▶ _Exercise brief_
Without the pictures, print each of the records below exactly as it appears.

▬▬▬

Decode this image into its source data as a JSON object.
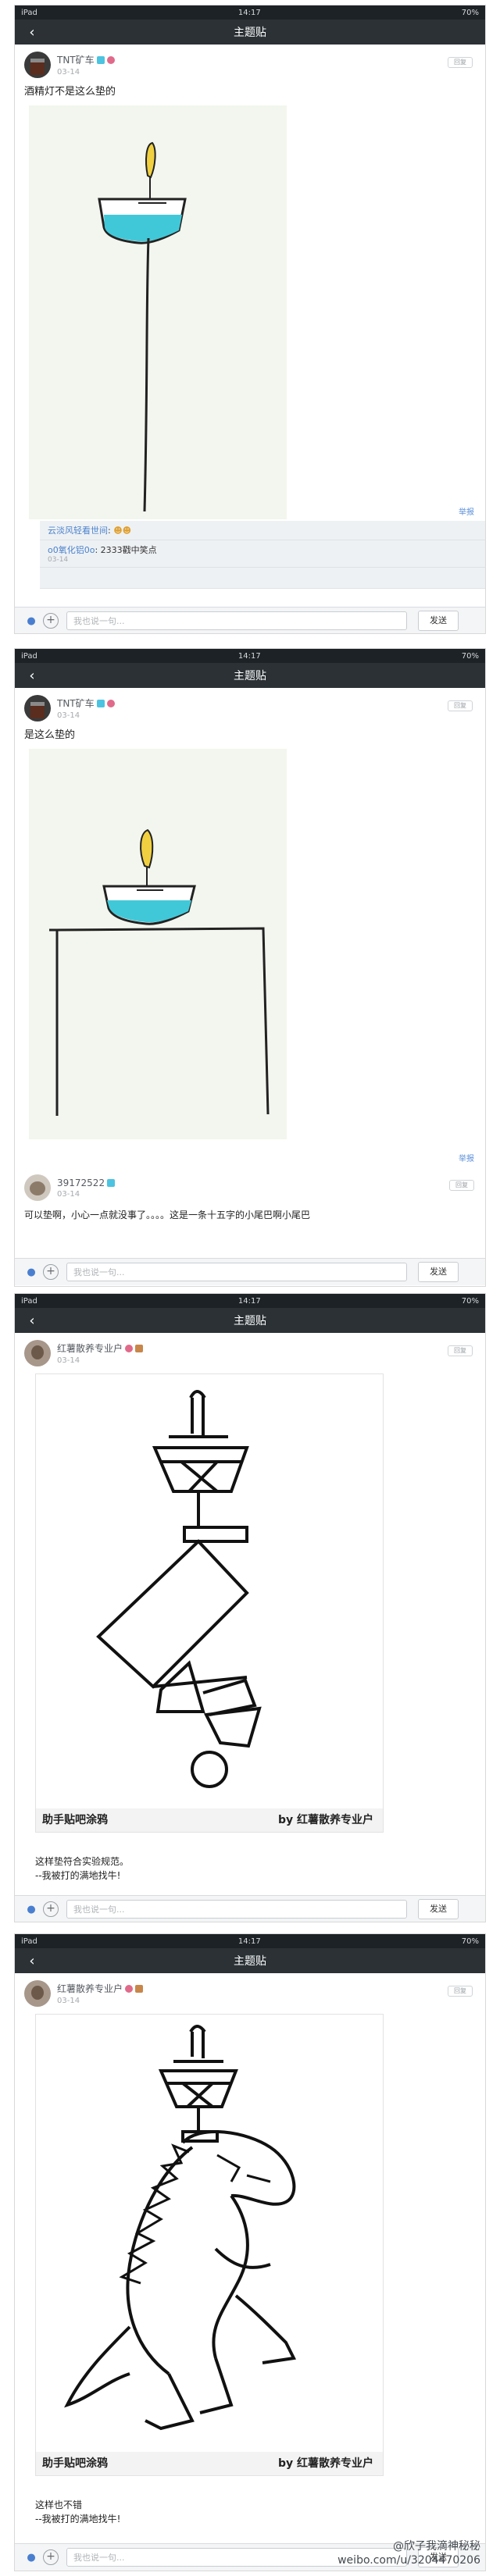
{
  "status": {
    "left": "iPad",
    "time": "14:17",
    "battery": "70%"
  },
  "title": "主题贴",
  "screen1": {
    "post": {
      "user": "TNT矿车",
      "time": "03-14",
      "text": "酒精灯不是这么垫的",
      "report": "举报"
    },
    "comments": [
      {
        "user": "云淡风轻看世间",
        "text": ": ",
        "time": ""
      },
      {
        "user": "o0氧化铝0o",
        "text": ": 2333戳中笑点",
        "time": "03-14"
      }
    ],
    "input": {
      "placeholder": "我也说一句...",
      "send": "发送"
    }
  },
  "screen2": {
    "post": {
      "user": "TNT矿车",
      "time": "03-14",
      "text": "是这么垫的",
      "report": "举报"
    },
    "post2": {
      "user": "39172522",
      "time": "03-14",
      "text": "可以垫啊，小心一点就没事了。。。。这是一条十五字的小尾巴啊小尾巴"
    },
    "input": {
      "placeholder": "我也说一句...",
      "send": "发送"
    }
  },
  "screen3": {
    "post": {
      "user": "红薯散养专业户",
      "time": "03-14"
    },
    "img_footer_left": "助手贴吧涂鸦",
    "img_footer_right": "by 红薯散养专业户",
    "text1": "这样垫符合实验规范。",
    "text2": "--我被打的满地找牛!",
    "input": {
      "placeholder": "我也说一句...",
      "send": "发送"
    }
  },
  "screen4": {
    "post": {
      "user": "红薯散养专业户",
      "time": "03-14"
    },
    "img_footer_left": "助手贴吧涂鸦",
    "img_footer_right": "by 红薯散养专业户",
    "text1": "这样也不错",
    "text2": "--我被打的满地找牛!",
    "input": {
      "placeholder": "我也说一句...",
      "send": "发送"
    }
  },
  "reply_label": "回复",
  "watermark": {
    "line1": "@欣子我滴神秘秘",
    "line2": "weibo.com/u/3204470206"
  },
  "colors": {
    "statusbar": "#1d2226",
    "titlebar": "#2b3135",
    "link": "#4a82cc",
    "water": "#41c8d8",
    "flame": "#f0d040"
  }
}
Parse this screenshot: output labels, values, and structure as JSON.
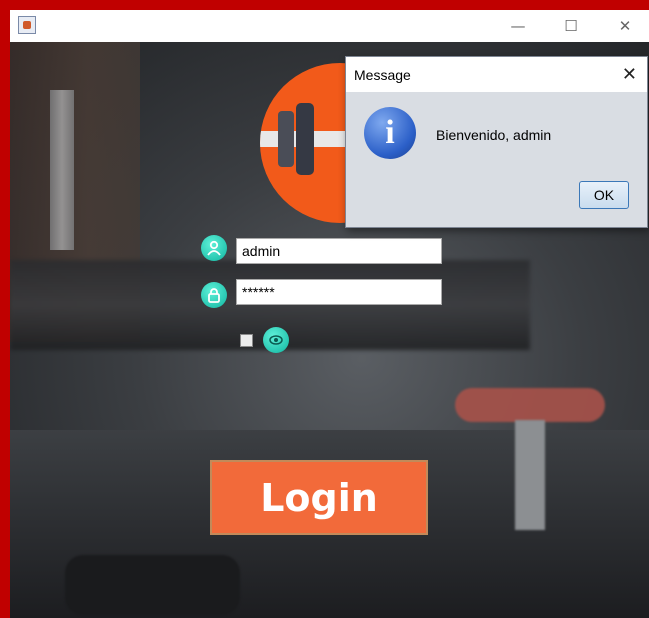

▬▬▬

▶ _Exercise solution_
Decode this image into its source data as a JSON object.
{
  "status": {
    "left": "iPad",
    "time": "14:17",
    "battery": "70%"
  },
  "title": "主题贴",
  "screen1": {
    "post": {
      "user": "TNT矿车",
      "time": "03-14",
      "text": "酒精灯不是这么垫的",
      "report": "举报"
    },
    "comments": [
      {
        "user": "云淡风轻看世间",
        "text": ": ",
        "time": ""
      },
      {
        "user": "o0氧化铝0o",
        "text": ": 2333戳中笑点",
        "time": "03-14"
      }
    ],
    "input": {
      "placeholder": "我也说一句...",
      "send": "发送"
    }
  },
  "screen2": {
    "post": {
      "user": "TNT矿车",
      "time": "03-14",
      "text": "是这么垫的",
      "report": "举报"
    },
    "post2": {
      "user": "39172522",
      "time": "03-14",
      "text": "可以垫啊，小心一点就没事了。。。。这是一条十五字的小尾巴啊小尾巴"
    },
    "input": {
      "placeholder": "我也说一句...",
      "send": "发送"
    }
  },
  "screen3": {
    "post": {
      "user": "红薯散养专业户",
      "time": "03-14"
    },
    "img_footer_left": "助手贴吧涂鸦",
    "img_footer_right": "by 红薯散养专业户",
    "text1": "这样垫符合实验规范。",
    "text2": "--我被打的满地找牛!",
    "input": {
      "placeholder": "我也说一句...",
      "send": "发送"
    }
  },
  "screen4": {
    "post": {
      "user": "红薯散养专业户",
      "time": "03-14"
    },
    "img_footer_left": "助手贴吧涂鸦",
    "img_footer_right": "by 红薯散养专业户",
    "text1": "这样也不错",
    "text2": "--我被打的满地找牛!",
    "input": {
      "placeholder": "我也说一句...",
      "send": "发送"
    }
  },
  "reply_label": "回复",
  "watermark": {
    "line1": "@欣子我滴神秘秘",
    "line2": "weibo.com/u/3204470206"
  },
  "colors": {
    "statusbar": "#1d2226",
    "titlebar": "#2b3135",
    "link": "#4a82cc",
    "water": "#41c8d8",
    "flame": "#f0d040"
  }
}
Parse this screenshot: output labels, values, and structure as JSON.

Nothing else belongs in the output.